FIREFIGHTERS came to the rescue of a woman who was stuck in the mud at a Horsham river yesterday (Wednesday April 25).
Crews were called to the scene near North Heath Lane at 2.45pm.
The woman became trapped in the thick river bank mud as she attempted to retrieve her dog from the water.
A rescue line and water safety equipment was used to pull her free at around 3.20pm.
Neither the woman or the dog were injured.
The incident is the second water-related scene crews have attended in recent days.
A 29-year-old kayaker drowned in the River Rother near Petworth on Saturday April 21.
Nick Crosswell, of Midhurst, is believed to have fallen from his kayak while on the river with a friend.
The two are thought to have planned to meet at the Badgers pub at Coultershaw, but the friend raised the alarm when a kayak was found empty.
Firefighters from Petworth and Storrington recovered the body from the river. A postmortem found the cause of death was drowning.
Police are not treating the death as suspicious and an inquest has been formally opened and adjourned.
West Sussex Fire and Rescue Service is now are urging residents to take ‘a little extra care’ during the current weather conditions.
Deputy District Commander for Horsham, Marvin Smith, said: “This is the second incident where our firefightres have needed to use water rescue equipment in recent days.
“Thankfully both the woman and her pet was uninjured, but this incident is a timely reminder of how heavy rainfall can make conditions for dog walkers much more treacherous, particularly in wooded or coastal areas.
“If your dog does get caught in flood water or trapped in mud don’t put yourself at risk by going in after them - call the emergency services.
“A riverbank may look safe but you could easily find yourself sinking waist deep in mud and unable to escape or being washed away in the moving water. Dogs are often quite adept at freeing themselves if encouraged to do so.”
St John Stanley, of the Technical Rescue Unit, added: “The mud was up to her legs so she wasn’t completely submerged. But the message is don’t put yourself or anyone else in danger for a dog, because often they escape and get out.
“It’s still cold in the water and the hypothermia sets in quickly.”

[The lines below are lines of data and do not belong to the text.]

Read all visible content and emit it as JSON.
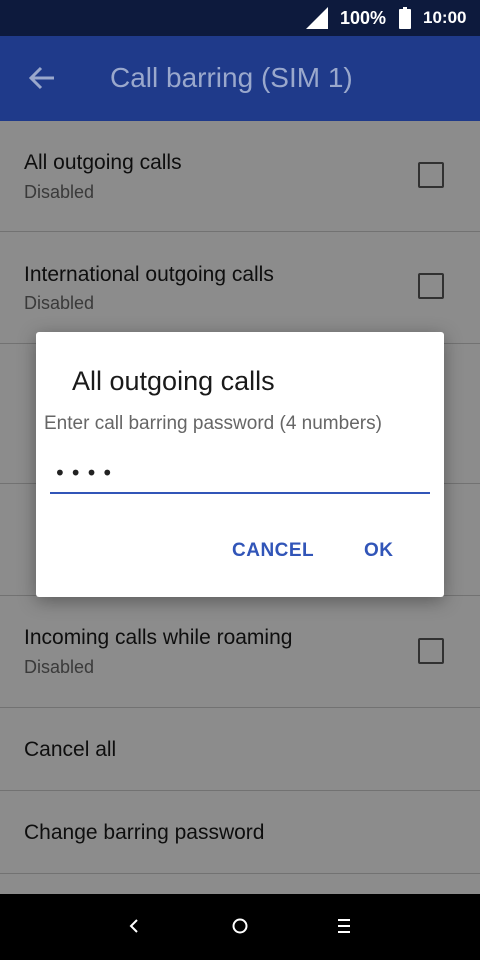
{
  "status_bar": {
    "battery": "100%",
    "time": "10:00"
  },
  "app_bar": {
    "title": "Call barring (SIM 1)"
  },
  "rows": [
    {
      "title": "All outgoing calls",
      "subtitle": "Disabled",
      "checked": false
    },
    {
      "title": "International outgoing calls",
      "subtitle": "Disabled",
      "checked": false
    },
    {
      "title": "Incoming calls while roaming",
      "subtitle": "Disabled",
      "checked": false
    },
    {
      "title": "Cancel all"
    },
    {
      "title": "Change barring password"
    }
  ],
  "dialog": {
    "title": "All outgoing calls",
    "message": "Enter call barring password (4 numbers)",
    "password": "1234",
    "cancel_label": "CANCEL",
    "ok_label": "OK"
  },
  "colors": {
    "status_bar": "#0d1a3d",
    "app_bar": "#1f3a8a",
    "accent": "#3155b8"
  }
}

The fire service have issued the following safety advice which could help prevent accidents during heavy rainfall and flooding.
. Don’t walk on sea defences or riverbanks
. Don’t walk or drive through flood water - only a few inches of fast flowing water can knock you over and water that reaches the bottom of car doors will cause a vehicle to float
. Flooding can cause manhole covers to come off, leaving hidden dangers on both flooded roads and pathways
. Do not let your children play in flood water; you should assume it will contain foul sewer effluent
. Wash your hands thoroughly if you touch flood water as it will be contaminated
The Environment Agency has flood warning updates on its website every 15 minutes www.environment-agency.gov.uk/homeandleisure/floods or you can ring the Floodline service on 0845 988 1188.